Here’s a golden tidbit to add to the slim volume of “Moments I’ve Been Wrong”–I should run at my normal workout pace as I rehab from this newest injury (not slower, as I assumed). Danielle explained to me Monday, as I lay on my back on the mat in her PT office doing heel dips and concentrating on engaging my abs, that running slower could alter the pounding to which my body has adjusted; and also running slower will push me up on my toes and tighten my calves. Well, sweetness! I have to cut out distances over 5 miles, hill repeats and speedwork, but I don’t have to give up my 9:30’s street runs. Sounds like a good bargain to me, considering what other options could be.
I headed out Tuesday morning with that information in hand. Still sleepy at 5:30 from my Ambien CR, the cool air gently woke me all the way. That’s one thing I missed all those months I was injured and not running outside–observing in a practical and incremental way the seasons gradually bump into each other until they’ve settled into their place in the rotation.

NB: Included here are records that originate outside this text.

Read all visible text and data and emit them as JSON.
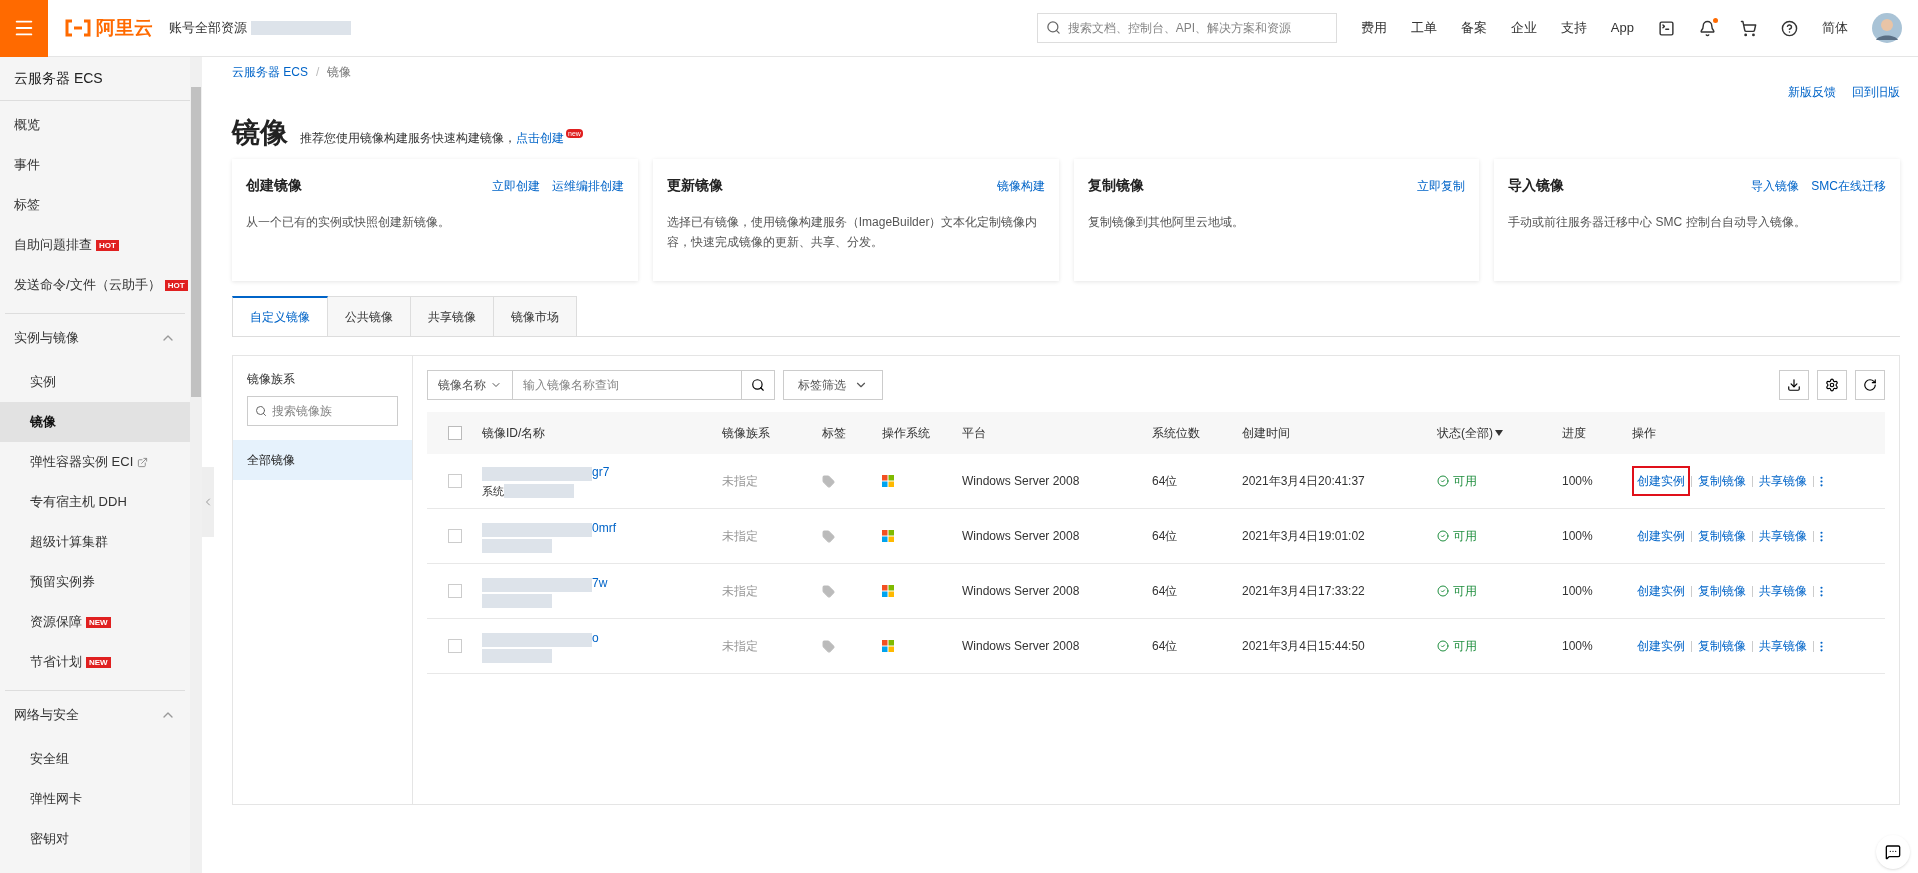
{
  "header": {
    "brand": "阿里云",
    "account": "账号全部资源",
    "search_placeholder": "搜索文档、控制台、API、解决方案和资源",
    "nav": [
      "费用",
      "工单",
      "备案",
      "企业",
      "支持",
      "App"
    ],
    "notification_dot": true,
    "language": "简体"
  },
  "sidebar": {
    "title": "云服务器 ECS",
    "items": [
      {
        "kind": "item",
        "label": "概览",
        "selected": false
      },
      {
        "kind": "item",
        "label": "事件",
        "selected": false
      },
      {
        "kind": "item",
        "label": "标签",
        "selected": false
      },
      {
        "kind": "item",
        "label": "自助问题排查",
        "badge": "HOT",
        "selected": false
      },
      {
        "kind": "item",
        "label": "发送命令/文件（云助手）",
        "badge": "HOT",
        "selected": false
      },
      {
        "kind": "group",
        "label": "实例与镜像",
        "expanded": true,
        "children": [
          {
            "label": "实例",
            "selected": false
          },
          {
            "label": "镜像",
            "selected": true
          },
          {
            "label": "弹性容器实例 ECI",
            "external": true,
            "selected": false
          },
          {
            "label": "专有宿主机 DDH",
            "selected": false
          },
          {
            "label": "超级计算集群",
            "selected": false
          },
          {
            "label": "预留实例券",
            "selected": false
          },
          {
            "label": "资源保障",
            "badge": "NEW",
            "selected": false
          },
          {
            "label": "节省计划",
            "badge": "NEW",
            "selected": false
          }
        ]
      },
      {
        "kind": "group",
        "label": "网络与安全",
        "expanded": true,
        "children": [
          {
            "label": "安全组",
            "selected": false
          },
          {
            "label": "弹性网卡",
            "selected": false
          },
          {
            "label": "密钥对",
            "selected": false
          }
        ]
      }
    ]
  },
  "breadcrumb": {
    "separator": "/",
    "items": [
      {
        "label": "云服务器 ECS",
        "link": true
      },
      {
        "label": "镜像",
        "link": false
      }
    ]
  },
  "top_links": [
    "新版反馈",
    "回到旧版"
  ],
  "page": {
    "title": "镜像",
    "subtitle": "推荐您使用镜像构建服务快速构建镜像，",
    "subtitle_link": "点击创建",
    "badge": "new"
  },
  "cards": [
    {
      "title": "创建镜像",
      "links": [
        "立即创建",
        "运维编排创建"
      ],
      "description": "从一个已有的实例或快照创建新镜像。"
    },
    {
      "title": "更新镜像",
      "links": [
        "镜像构建"
      ],
      "description": "选择已有镜像，使用镜像构建服务（ImageBuilder）文本化定制镜像内容，快速完成镜像的更新、共享、分发。"
    },
    {
      "title": "复制镜像",
      "links": [
        "立即复制"
      ],
      "description": "复制镜像到其他阿里云地域。"
    },
    {
      "title": "导入镜像",
      "links": [
        "导入镜像",
        "SMC在线迁移"
      ],
      "description": "手动或前往服务器迁移中心 SMC 控制台自动导入镜像。"
    }
  ],
  "tabs": [
    {
      "label": "自定义镜像",
      "selected": true
    },
    {
      "label": "公共镜像",
      "selected": false
    },
    {
      "label": "共享镜像",
      "selected": false
    },
    {
      "label": "镜像市场",
      "selected": false
    }
  ],
  "families": {
    "label": "镜像族系",
    "search_placeholder": "搜索镜像族",
    "items": [
      {
        "label": "全部镜像",
        "selected": true
      }
    ]
  },
  "toolbar": {
    "field_select": "镜像名称",
    "search_placeholder": "输入镜像名称查询",
    "tag_filter": "标签筛选"
  },
  "table": {
    "all_checked": false,
    "columns": [
      "镜像ID/名称",
      "镜像族系",
      "标签",
      "操作系统",
      "平台",
      "系统位数",
      "创建时间",
      "状态(全部)",
      "进度",
      "操作"
    ],
    "rows": [
      {
        "checked": false,
        "id_fragment": "gr7",
        "name_fragment": "系统",
        "family": "未指定",
        "platform": "Windows Server 2008",
        "bits": "64位",
        "created": "2021年3月4日20:41:37",
        "status": "可用",
        "progress": "100%",
        "actions": [
          {
            "label": "创建实例",
            "highlighted": true
          },
          {
            "label": "复制镜像",
            "highlighted": false
          },
          {
            "label": "共享镜像",
            "highlighted": false
          }
        ]
      },
      {
        "checked": false,
        "id_fragment": "0mrf",
        "name_fragment": "",
        "family": "未指定",
        "platform": "Windows Server 2008",
        "bits": "64位",
        "created": "2021年3月4日19:01:02",
        "status": "可用",
        "progress": "100%",
        "actions": [
          {
            "label": "创建实例",
            "highlighted": false
          },
          {
            "label": "复制镜像",
            "highlighted": false
          },
          {
            "label": "共享镜像",
            "highlighted": false
          }
        ]
      },
      {
        "checked": false,
        "id_fragment": "7w",
        "name_fragment": "",
        "family": "未指定",
        "platform": "Windows Server 2008",
        "bits": "64位",
        "created": "2021年3月4日17:33:22",
        "status": "可用",
        "progress": "100%",
        "actions": [
          {
            "label": "创建实例",
            "highlighted": false
          },
          {
            "label": "复制镜像",
            "highlighted": false
          },
          {
            "label": "共享镜像",
            "highlighted": false
          }
        ]
      },
      {
        "checked": false,
        "id_fragment": "o",
        "name_fragment": "",
        "family": "未指定",
        "platform": "Windows Server 2008",
        "bits": "64位",
        "created": "2021年3月4日15:44:50",
        "status": "可用",
        "progress": "100%",
        "actions": [
          {
            "label": "创建实例",
            "highlighted": false
          },
          {
            "label": "复制镜像",
            "highlighted": false
          },
          {
            "label": "共享镜像",
            "highlighted": false
          }
        ]
      }
    ]
  }
}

So I held nothing back as I moved up 43rd Avenue. I certainly wasn’t running at maximum effort, but I also wasn’t checking my stride. I found a pace that felt comfortable yet required a bit of oomph. Not favorite-old-sweater comfortable, rather like make-up-sex comfortable: you know how it will end but it is still exciting. The nip in the air must have been also at my heels, because my splits were like the good old days. 8:57, 8:52, 9:02. I wasn’t entirely pain free—things weren’t normal—but I felt a certain measure of relief and reassurance after my run, as if I’d been able to pull a bit of the past to run along side of me, here in the present, for a few miles.